unfamiliar or unclear. To be sure, a few of the verses sound strange, like the third and fourth in the second stanza:

		Golden blooms the trees of graces
		Drawing up the earth's cool dew.

Similarly, the second verse of the third stanza is startling:

		Pain has turned the threshold to stone.

But the verses here singled out also manifest a particular beauty of imagery. This beauty heightens the charm of the poem and strengthens its aesthetic perfection as an artistic structure.

The poem describes a winter evening. The first stanza describes what is happening outside: snowfall, and the ringing of the vesper bell. The things outside touch the things inside the human homestead. The snow falls on the window. The ringing of the bell enters into every house. Within, everything is well provided and the table set.

The second stanza raises a contrast. While many are at home within the house and at the table, not a few wander homeless on darksome paths. And yet such—possibly evil—roads sometimes lead to the door of the sheltering house. To be sure, this fact is not presented expressly. Instead, the poem names the tree of graces.

The third stanza bids the wanderer enter from the dark outdoors into the brightness within. The houses of the many and the tables of their daily meals have become house of God and altar.
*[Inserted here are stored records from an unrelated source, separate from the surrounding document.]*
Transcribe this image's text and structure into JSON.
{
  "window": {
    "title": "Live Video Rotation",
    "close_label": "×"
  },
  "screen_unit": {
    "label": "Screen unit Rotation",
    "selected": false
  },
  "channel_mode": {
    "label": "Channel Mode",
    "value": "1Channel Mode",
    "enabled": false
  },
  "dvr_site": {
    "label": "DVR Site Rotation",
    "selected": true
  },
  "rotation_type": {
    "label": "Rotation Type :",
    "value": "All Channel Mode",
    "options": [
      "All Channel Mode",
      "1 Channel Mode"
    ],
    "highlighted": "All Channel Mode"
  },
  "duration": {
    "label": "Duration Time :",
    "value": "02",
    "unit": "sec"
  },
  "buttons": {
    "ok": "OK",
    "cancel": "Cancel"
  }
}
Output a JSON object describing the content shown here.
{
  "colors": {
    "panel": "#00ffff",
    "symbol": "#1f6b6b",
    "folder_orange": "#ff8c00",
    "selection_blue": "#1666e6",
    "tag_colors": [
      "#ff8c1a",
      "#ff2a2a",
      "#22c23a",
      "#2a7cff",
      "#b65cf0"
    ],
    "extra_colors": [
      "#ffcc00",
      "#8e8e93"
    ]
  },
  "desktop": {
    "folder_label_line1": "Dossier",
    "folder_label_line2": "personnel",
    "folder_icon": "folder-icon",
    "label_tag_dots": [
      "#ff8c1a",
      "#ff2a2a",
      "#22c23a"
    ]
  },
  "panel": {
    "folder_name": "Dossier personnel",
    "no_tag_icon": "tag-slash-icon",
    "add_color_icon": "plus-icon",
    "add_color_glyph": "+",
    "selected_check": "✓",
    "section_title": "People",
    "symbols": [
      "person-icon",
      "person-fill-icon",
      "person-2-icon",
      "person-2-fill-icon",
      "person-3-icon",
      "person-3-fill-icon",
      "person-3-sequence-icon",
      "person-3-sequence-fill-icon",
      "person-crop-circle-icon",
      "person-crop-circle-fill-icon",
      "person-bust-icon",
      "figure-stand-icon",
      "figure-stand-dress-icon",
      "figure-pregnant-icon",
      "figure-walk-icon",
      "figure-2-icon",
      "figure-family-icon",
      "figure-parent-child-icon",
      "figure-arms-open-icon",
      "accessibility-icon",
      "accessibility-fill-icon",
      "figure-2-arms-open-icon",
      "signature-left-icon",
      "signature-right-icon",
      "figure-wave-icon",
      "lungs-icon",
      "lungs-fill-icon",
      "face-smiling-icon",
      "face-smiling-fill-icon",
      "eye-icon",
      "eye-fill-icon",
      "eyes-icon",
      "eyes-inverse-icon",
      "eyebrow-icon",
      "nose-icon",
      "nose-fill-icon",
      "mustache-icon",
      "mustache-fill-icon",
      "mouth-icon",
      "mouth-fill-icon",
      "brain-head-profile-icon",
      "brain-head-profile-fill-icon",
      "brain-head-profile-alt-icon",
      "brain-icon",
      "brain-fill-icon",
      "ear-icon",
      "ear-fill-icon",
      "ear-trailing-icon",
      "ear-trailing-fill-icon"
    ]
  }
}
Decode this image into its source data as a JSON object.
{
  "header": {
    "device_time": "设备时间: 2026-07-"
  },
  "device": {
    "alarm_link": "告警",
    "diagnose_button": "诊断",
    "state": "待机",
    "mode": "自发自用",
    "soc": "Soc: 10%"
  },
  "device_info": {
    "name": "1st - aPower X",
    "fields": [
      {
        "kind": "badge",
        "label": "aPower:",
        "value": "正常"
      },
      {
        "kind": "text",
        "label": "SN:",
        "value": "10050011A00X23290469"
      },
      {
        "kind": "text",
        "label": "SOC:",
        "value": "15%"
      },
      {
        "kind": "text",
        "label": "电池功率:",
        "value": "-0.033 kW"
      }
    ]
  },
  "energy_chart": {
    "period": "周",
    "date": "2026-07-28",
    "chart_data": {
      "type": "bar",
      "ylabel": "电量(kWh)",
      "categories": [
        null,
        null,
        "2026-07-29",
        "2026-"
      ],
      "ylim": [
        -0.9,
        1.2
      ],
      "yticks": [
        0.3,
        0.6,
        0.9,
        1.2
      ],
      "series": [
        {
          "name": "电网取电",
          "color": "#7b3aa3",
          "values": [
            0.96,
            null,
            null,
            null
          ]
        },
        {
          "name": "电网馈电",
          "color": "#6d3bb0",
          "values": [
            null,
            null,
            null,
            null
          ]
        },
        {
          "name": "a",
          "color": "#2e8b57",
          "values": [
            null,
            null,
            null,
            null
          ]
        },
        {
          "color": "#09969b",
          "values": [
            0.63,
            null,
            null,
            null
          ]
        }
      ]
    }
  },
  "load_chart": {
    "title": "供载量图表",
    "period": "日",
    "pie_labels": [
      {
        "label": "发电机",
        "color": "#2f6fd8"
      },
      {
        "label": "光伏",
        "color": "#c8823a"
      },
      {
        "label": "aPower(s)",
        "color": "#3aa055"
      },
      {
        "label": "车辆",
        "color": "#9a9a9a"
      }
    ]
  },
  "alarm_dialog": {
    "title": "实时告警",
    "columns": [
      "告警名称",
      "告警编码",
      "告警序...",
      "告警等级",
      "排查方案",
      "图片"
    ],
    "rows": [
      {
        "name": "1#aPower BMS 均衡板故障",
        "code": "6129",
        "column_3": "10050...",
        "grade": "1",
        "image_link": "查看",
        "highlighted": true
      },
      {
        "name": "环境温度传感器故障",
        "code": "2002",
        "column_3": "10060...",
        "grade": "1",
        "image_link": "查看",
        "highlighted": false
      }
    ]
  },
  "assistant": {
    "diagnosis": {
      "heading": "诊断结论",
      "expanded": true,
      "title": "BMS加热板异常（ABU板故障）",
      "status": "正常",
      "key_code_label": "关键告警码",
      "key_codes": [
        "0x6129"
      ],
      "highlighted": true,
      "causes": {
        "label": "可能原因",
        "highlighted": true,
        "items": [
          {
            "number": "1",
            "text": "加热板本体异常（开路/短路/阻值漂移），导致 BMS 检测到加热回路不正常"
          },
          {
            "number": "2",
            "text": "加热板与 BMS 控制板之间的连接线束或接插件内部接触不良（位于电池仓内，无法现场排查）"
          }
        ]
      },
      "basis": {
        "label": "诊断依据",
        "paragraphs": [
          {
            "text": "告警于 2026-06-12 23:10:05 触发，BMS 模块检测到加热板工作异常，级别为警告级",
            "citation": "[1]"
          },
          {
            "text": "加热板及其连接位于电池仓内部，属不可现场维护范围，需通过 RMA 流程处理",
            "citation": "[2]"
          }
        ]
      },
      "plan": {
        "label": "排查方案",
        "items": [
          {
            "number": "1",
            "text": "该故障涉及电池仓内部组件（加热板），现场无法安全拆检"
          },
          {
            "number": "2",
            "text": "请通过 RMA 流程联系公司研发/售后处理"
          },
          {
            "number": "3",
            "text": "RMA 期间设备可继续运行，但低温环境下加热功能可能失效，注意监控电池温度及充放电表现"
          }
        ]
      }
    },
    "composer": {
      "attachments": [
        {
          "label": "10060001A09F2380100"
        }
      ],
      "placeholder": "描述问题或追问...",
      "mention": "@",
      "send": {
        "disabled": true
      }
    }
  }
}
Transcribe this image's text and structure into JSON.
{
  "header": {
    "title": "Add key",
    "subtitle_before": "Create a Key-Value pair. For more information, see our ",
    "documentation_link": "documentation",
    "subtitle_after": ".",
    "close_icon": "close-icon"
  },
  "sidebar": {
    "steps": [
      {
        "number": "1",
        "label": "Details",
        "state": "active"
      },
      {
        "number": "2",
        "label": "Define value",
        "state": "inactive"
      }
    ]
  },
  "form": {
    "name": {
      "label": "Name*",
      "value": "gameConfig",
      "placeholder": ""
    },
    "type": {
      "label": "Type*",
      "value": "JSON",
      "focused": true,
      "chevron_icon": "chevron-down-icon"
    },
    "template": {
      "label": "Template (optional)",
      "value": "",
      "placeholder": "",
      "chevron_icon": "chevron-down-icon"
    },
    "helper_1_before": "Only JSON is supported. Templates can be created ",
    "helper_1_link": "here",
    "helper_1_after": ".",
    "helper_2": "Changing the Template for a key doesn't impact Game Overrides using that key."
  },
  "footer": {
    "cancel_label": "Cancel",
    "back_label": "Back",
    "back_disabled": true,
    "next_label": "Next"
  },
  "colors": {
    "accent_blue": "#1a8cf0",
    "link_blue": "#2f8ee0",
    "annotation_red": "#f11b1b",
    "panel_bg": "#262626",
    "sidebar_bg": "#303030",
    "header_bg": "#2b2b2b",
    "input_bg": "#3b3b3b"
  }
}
The content of the poem might be dissected even more distinctly, its form outlined even more precisely, but in such operations we would still remain confined by the notion of language that has prevailed for thousands of years. According to this idea language is the expression, produced by men, of their feelings and the world view that guides them. Can the spell this idea has cast over language be broken? Why should it be

GA 12 p. 15-16